Alfonzo Martinez-Taboas, PhD Martin Dorahy, PhD  

ISSTD Fellows

Robert Slater, MSW, LCSW-R Paula Thomson, PsyD Niki Gomez-Perales, MSW, RSW Lisa Danylchuk, EdM, MFT, E-RYT Rafaele Huntjens, PhD Frank Putnam, MD David Leonard, MB, BS, DPM, FRANZCP, AM Ulrish Lanius, PhD Frank Corrigan, MB, CHB, MD, GRCPSYCH Janet Beauregard, PhD Adah Sachs, PhD

  In order to practice in the field of Complex Trauma/Dissociative Disorders, colleagues naturally desire having multiple reference points that indicate that working in this field is safe and career-enhancing. For quite a while now, our society has, been taking a particularly pro-active approach in respect to supporting initiatives that are new and which constructively advance our field, e.g. the collaborative work of our very active Scientific Committee chaired by Vedat Sar, our Regional Conference in Sydney (with conference co-chairs being Joan Haliburn and Martin Dorahy), communicating a rapid response to the media in respect to emergent events (via our Communications Committee chaired by Bob Slater), and the launching of a clinically oriented E-Journal (whose co-editors, Steve Frankel and Andreas Laddis have recently been appointed). Increasingly, we are seeing substantive and strategic scholarly publications co-authored by our Society members that are appearing in main-stream mental health journals.

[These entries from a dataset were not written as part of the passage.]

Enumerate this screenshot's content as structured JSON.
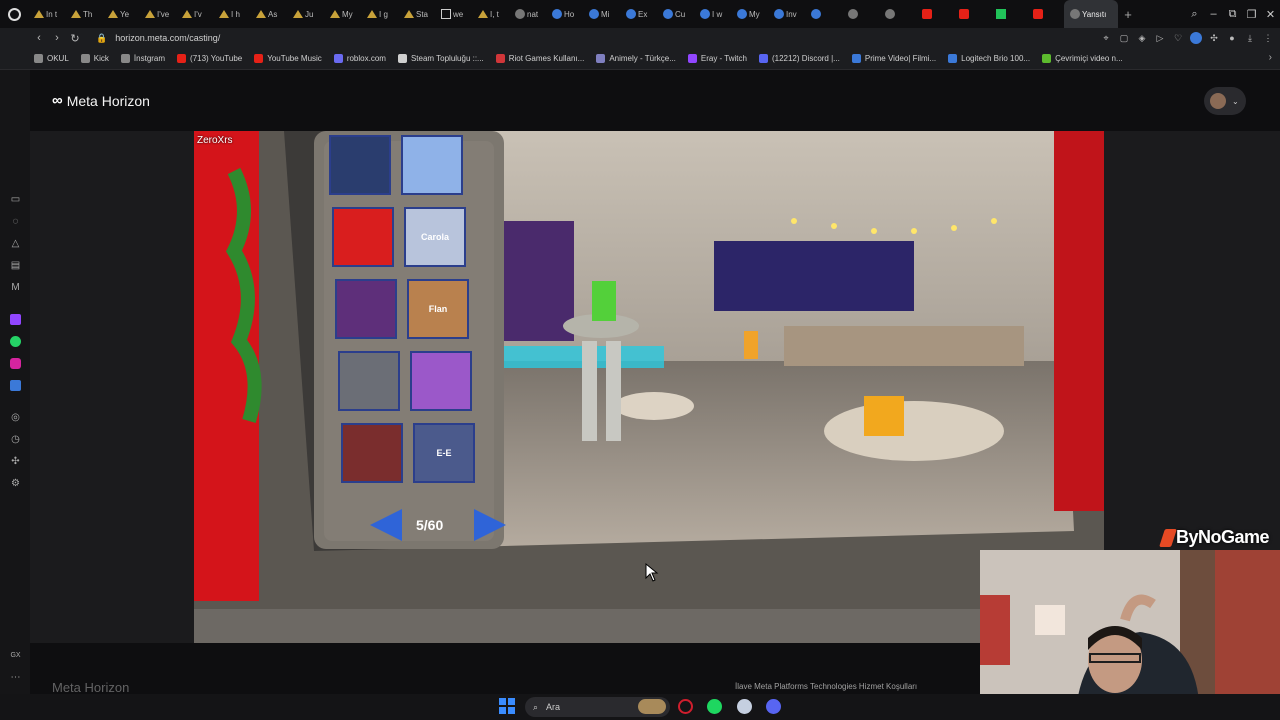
{
  "browser": {
    "tabs": [
      {
        "title": "In t",
        "favicon": "triangle-icon"
      },
      {
        "title": "Th",
        "favicon": "triangle-icon"
      },
      {
        "title": "Ye",
        "favicon": "triangle-icon"
      },
      {
        "title": "I've",
        "favicon": "triangle-icon"
      },
      {
        "title": "I'v",
        "favicon": "triangle-icon"
      },
      {
        "title": "I h",
        "favicon": "triangle-icon"
      },
      {
        "title": "As",
        "favicon": "triangle-icon"
      },
      {
        "title": "Ju",
        "favicon": "triangle-icon"
      },
      {
        "title": "My",
        "favicon": "triangle-icon"
      },
      {
        "title": "I g",
        "favicon": "triangle-icon"
      },
      {
        "title": "Sta",
        "favicon": "triangle-icon"
      },
      {
        "title": "we",
        "favicon": "doc-icon"
      },
      {
        "title": "I, t",
        "favicon": "triangle-icon"
      },
      {
        "title": "nat",
        "favicon": "gray-icon"
      },
      {
        "title": "Ho",
        "favicon": "blue-icon"
      },
      {
        "title": "Mi",
        "favicon": "blue-icon"
      },
      {
        "title": "Ex",
        "favicon": "blue-icon"
      },
      {
        "title": "Cu",
        "favicon": "blue-icon"
      },
      {
        "title": "I w",
        "favicon": "blue-icon"
      },
      {
        "title": "My",
        "favicon": "blue-icon"
      },
      {
        "title": "Inv",
        "favicon": "blue-icon"
      },
      {
        "title": "",
        "favicon": "blue-icon"
      },
      {
        "title": "",
        "favicon": "gray-icon"
      },
      {
        "title": "",
        "favicon": "gray-icon"
      },
      {
        "title": "",
        "favicon": "youtube-icon"
      },
      {
        "title": "",
        "favicon": "youtube-icon"
      },
      {
        "title": "",
        "favicon": "kick-icon"
      },
      {
        "title": "",
        "favicon": "youtube-icon"
      }
    ],
    "active_tab": "Yansıtı",
    "url": "horizon.meta.com/casting/",
    "bookmarks": [
      {
        "label": "OKUL",
        "color": "#888888"
      },
      {
        "label": "Kick",
        "color": "#888888"
      },
      {
        "label": "İnstgram",
        "color": "#888888"
      },
      {
        "label": "(713) YouTube",
        "color": "#e62117"
      },
      {
        "label": "YouTube Music",
        "color": "#e62117"
      },
      {
        "label": "roblox.com",
        "color": "#6a6af0"
      },
      {
        "label": "Steam Topluluğu ::...",
        "color": "#cfcfcf"
      },
      {
        "label": "Riot Games Kullanı...",
        "color": "#d13639"
      },
      {
        "label": "Animely - Türkçe...",
        "color": "#7f7fbf"
      },
      {
        "label": "Eray - Twitch",
        "color": "#9146ff"
      },
      {
        "label": "(12212) Discord |...",
        "color": "#5865f2"
      },
      {
        "label": "Prime Video| Filmi...",
        "color": "#3b79d8"
      },
      {
        "label": "Logitech Brio 100...",
        "color": "#3b79d8"
      },
      {
        "label": "Çevrimiçi video n...",
        "color": "#5dbb2e"
      }
    ]
  },
  "page": {
    "brand": "Meta Horizon",
    "caster_name": "ZeroXrs",
    "footer_brand": "Meta Horizon",
    "footer_legal": "İlave Meta Platforms Technologies Hizmet Koşulları"
  },
  "vr": {
    "grid_page": "5/60",
    "thumbnails": [
      {
        "text": "",
        "color": "#2a3d6e"
      },
      {
        "text": "",
        "color": "#8fb2e8"
      },
      {
        "text": "",
        "color": "#d91e1e"
      },
      {
        "text": "Carola",
        "color": "#b8c4dc"
      },
      {
        "text": "",
        "color": "#5e2f7a"
      },
      {
        "text": "Flan",
        "color": "#b9814e"
      },
      {
        "text": "",
        "color": "#6b6e76"
      },
      {
        "text": "",
        "color": "#9b58c9"
      },
      {
        "text": "",
        "color": "#7a2d2d"
      },
      {
        "text": "E-E",
        "color": "#4b5a8c"
      }
    ]
  },
  "overlay": {
    "watermark": "ByNoGame"
  },
  "taskbar": {
    "search_placeholder": "Ara"
  }
}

Aside from our 2017 Annual Conference in Washington, D.C. and our 35th anniversary Conference in Chicago in 2018, planning is underway for an Illinois-based regional conference in late 2017 as well as an ISSTD-convened, or co-convened, conferences in Canada, Brisbane, New York and Baltimore over the next 18 months. Our conferences are clinically relevant, informative and fun. The atmosphere is inclusive, respectful, and friendly. My eldest son Jordie who is a computer animator/3-D designer, and who has no professional involvement in the trauma field has now attended three ISSTD conferences without hearing a single paper. He enjoys the people, the atmosphere, the special events (e.g. the haunted ship event in Long Beach, the night tour of Alcatraz in San Francisco), and the other aspects of the vibrant social life associated with our conferences. Jordie is planning to come to our next meeting in Washington (March 30 – April 3, 2017). Our Society has a very active grouping of Committees and Task Forces, the Chairs of which meet regularly via teleconferences. We are always keen to hear feedback from our members and to encourage and support those that have an interest in becoming more involved in the work of the Society via becoming a member of one of its committees, task forces, special interest groups, or component groups. We are in the process of launching the E-Journal. Many members of our Society have recently published, or are in the process of publishing significant books for our field. Next year will see the first double Special Issue of the Society’s journal, the Journal of Trauma & Dissociation. If you aren’t at this point involved in the activities of a Society committee and you are interested in becoming more involved in the work of the ISSTD, please don’t hesitate to send me an email outlining your interests and skills. I welcome such communications. With very best wishes to all, Warwick